SUPPLIED MATERIAL START

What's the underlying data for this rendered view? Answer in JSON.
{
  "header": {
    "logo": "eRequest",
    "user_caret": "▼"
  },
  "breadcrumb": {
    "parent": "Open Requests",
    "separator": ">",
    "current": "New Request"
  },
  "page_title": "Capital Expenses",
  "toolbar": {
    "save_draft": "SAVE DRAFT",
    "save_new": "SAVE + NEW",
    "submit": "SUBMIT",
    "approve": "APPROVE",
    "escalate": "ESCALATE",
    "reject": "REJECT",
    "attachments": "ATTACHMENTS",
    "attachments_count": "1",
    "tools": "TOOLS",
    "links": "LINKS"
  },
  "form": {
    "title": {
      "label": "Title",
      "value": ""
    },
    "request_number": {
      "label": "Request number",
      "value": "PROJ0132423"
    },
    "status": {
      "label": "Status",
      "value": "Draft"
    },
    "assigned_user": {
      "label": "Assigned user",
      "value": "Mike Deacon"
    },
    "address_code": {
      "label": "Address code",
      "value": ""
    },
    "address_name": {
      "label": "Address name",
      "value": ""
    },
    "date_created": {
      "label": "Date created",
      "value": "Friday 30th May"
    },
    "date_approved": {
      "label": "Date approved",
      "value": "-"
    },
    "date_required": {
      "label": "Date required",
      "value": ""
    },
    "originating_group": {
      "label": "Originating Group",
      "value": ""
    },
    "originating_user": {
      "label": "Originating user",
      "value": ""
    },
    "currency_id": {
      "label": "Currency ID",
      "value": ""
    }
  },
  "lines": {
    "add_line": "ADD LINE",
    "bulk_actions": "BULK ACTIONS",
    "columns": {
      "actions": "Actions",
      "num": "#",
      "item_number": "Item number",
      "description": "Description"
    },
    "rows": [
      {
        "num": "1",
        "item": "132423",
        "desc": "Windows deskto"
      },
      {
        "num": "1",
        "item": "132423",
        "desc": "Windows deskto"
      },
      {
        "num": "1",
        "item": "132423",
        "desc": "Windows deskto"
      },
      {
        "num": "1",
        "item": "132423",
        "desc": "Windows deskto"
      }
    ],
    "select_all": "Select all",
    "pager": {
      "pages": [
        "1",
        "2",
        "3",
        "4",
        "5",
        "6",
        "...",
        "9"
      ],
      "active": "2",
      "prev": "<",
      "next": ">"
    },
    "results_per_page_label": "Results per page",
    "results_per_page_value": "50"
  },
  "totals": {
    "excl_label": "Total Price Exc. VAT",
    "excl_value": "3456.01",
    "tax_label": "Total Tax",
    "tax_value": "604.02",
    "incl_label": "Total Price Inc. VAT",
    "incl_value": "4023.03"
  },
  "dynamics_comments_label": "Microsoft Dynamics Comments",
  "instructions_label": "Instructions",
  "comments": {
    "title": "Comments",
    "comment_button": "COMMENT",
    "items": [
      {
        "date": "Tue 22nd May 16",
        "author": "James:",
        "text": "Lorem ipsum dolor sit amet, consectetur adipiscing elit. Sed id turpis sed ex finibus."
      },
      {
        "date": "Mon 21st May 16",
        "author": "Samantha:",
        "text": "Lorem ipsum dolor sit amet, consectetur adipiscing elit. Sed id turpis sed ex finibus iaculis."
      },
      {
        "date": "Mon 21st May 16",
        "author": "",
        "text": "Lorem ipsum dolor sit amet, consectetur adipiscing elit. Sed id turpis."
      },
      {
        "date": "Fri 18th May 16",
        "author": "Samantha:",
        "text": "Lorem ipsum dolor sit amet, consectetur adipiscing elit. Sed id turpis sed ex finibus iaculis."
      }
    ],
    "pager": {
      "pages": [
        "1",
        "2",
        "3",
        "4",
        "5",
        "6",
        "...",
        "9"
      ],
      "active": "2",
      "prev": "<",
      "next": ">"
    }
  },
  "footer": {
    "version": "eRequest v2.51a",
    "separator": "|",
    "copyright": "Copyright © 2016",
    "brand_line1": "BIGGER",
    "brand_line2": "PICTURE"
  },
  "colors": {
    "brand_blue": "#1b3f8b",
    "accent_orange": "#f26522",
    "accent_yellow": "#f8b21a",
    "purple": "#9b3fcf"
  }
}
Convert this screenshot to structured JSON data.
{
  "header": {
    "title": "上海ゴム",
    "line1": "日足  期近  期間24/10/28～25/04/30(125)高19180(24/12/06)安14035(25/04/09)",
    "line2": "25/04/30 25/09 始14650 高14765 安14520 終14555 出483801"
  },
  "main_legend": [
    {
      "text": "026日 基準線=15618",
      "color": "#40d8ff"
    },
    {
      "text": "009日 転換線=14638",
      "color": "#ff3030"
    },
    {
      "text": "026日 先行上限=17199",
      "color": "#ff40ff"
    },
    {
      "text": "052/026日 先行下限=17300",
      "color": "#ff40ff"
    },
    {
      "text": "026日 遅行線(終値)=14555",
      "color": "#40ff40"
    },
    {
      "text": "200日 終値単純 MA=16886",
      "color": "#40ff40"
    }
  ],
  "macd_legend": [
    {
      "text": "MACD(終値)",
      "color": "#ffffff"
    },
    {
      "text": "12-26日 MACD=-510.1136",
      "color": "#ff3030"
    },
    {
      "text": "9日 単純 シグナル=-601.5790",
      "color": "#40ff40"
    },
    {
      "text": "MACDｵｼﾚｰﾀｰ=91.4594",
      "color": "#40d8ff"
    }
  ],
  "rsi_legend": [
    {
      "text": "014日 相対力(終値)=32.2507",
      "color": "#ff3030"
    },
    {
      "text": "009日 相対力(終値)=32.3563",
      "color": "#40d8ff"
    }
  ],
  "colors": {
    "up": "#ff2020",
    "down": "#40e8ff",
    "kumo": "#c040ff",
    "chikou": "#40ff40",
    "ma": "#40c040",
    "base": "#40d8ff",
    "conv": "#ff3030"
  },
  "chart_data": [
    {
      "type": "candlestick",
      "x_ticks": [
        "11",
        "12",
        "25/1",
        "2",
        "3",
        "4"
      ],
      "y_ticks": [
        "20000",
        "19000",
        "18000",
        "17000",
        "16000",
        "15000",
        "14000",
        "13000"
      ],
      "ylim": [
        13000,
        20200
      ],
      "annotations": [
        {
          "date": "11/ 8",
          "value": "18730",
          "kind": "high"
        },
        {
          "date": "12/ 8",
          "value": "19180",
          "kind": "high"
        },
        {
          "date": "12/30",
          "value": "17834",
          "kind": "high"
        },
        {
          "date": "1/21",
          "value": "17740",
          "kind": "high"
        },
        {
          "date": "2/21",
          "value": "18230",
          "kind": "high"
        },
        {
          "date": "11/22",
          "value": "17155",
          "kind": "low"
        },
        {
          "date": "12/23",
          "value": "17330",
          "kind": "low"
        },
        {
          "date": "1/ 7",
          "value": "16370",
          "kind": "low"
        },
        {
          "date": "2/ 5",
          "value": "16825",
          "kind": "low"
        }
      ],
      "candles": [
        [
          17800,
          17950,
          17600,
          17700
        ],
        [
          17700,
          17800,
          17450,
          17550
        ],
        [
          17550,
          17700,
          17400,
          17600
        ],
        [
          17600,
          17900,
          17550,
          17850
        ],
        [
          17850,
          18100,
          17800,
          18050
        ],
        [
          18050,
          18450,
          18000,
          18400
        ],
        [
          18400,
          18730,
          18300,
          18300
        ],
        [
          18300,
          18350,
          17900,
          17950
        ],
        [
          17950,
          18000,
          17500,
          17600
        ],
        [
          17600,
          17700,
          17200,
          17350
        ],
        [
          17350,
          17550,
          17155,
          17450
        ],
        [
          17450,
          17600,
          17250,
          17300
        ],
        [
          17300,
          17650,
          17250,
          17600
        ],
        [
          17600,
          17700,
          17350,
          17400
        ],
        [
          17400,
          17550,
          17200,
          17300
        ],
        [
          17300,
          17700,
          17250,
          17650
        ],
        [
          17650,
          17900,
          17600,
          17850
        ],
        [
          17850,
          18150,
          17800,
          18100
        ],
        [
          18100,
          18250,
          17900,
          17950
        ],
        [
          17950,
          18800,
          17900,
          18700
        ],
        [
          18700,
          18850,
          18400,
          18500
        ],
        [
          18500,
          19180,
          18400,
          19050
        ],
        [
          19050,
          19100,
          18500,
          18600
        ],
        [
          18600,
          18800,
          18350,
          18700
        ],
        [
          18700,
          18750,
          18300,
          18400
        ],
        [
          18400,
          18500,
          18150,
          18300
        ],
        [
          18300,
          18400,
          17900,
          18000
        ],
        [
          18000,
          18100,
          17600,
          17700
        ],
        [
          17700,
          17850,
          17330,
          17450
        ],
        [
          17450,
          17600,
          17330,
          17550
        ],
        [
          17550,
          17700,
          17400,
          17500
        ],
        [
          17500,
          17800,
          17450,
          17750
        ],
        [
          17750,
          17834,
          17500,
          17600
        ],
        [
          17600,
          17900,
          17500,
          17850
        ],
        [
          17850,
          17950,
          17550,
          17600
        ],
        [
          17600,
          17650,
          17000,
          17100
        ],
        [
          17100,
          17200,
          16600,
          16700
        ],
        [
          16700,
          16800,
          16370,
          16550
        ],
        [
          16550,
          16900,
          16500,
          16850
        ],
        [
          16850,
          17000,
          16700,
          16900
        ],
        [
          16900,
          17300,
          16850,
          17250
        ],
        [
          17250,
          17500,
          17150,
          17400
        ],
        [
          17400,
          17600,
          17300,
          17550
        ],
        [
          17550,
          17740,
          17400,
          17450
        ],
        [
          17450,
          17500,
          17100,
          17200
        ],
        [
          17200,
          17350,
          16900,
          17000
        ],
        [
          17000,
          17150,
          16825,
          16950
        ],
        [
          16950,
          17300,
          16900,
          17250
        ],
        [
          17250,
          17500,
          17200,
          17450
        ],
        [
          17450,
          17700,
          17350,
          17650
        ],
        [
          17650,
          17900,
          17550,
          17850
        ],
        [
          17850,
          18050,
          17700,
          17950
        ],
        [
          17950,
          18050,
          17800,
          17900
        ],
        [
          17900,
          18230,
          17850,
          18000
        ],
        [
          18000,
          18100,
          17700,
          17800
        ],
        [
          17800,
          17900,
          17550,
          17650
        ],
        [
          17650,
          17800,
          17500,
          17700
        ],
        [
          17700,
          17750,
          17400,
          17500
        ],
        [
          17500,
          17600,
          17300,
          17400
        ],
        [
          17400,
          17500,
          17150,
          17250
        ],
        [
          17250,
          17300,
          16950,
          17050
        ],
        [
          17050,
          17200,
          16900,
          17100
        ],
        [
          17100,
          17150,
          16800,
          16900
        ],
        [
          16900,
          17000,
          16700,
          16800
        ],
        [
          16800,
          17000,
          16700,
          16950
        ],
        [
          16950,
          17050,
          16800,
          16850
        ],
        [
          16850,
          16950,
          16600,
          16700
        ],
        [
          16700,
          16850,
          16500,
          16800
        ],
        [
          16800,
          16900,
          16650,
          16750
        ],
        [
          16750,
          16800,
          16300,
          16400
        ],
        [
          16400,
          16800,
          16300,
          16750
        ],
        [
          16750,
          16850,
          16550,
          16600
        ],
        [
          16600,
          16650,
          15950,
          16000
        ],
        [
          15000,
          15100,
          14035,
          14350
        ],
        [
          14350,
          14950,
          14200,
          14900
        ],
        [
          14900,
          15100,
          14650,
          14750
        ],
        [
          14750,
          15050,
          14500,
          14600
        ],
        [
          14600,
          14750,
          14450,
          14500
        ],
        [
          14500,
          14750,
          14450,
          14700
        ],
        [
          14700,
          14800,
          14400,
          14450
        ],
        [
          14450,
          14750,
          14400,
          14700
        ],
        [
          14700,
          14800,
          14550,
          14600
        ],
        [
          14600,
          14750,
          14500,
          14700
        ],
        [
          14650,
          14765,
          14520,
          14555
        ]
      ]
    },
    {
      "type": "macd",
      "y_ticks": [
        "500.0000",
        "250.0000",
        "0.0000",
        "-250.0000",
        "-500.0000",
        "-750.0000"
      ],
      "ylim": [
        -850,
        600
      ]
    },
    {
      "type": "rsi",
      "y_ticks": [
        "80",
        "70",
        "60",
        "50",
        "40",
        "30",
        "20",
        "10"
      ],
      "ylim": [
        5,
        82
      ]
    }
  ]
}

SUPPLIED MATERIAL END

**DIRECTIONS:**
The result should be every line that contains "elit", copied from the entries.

**EXERCISE OUTPUT:**
        "text": "Lorem ipsum dolor sit amet, consectetur adipiscing elit. Sed id turpis sed ex finibus."
        "text": "Lorem ipsum dolor sit amet, consectetur adipiscing elit. Sed id turpis sed ex finibus iaculis."
        "text": "Lorem ipsum dolor sit amet, consectetur adipiscing elit. Sed id turpis."
        "text": "Lorem ipsum dolor sit amet, consectetur adipiscing elit. Sed id turpis sed ex finibus iaculis."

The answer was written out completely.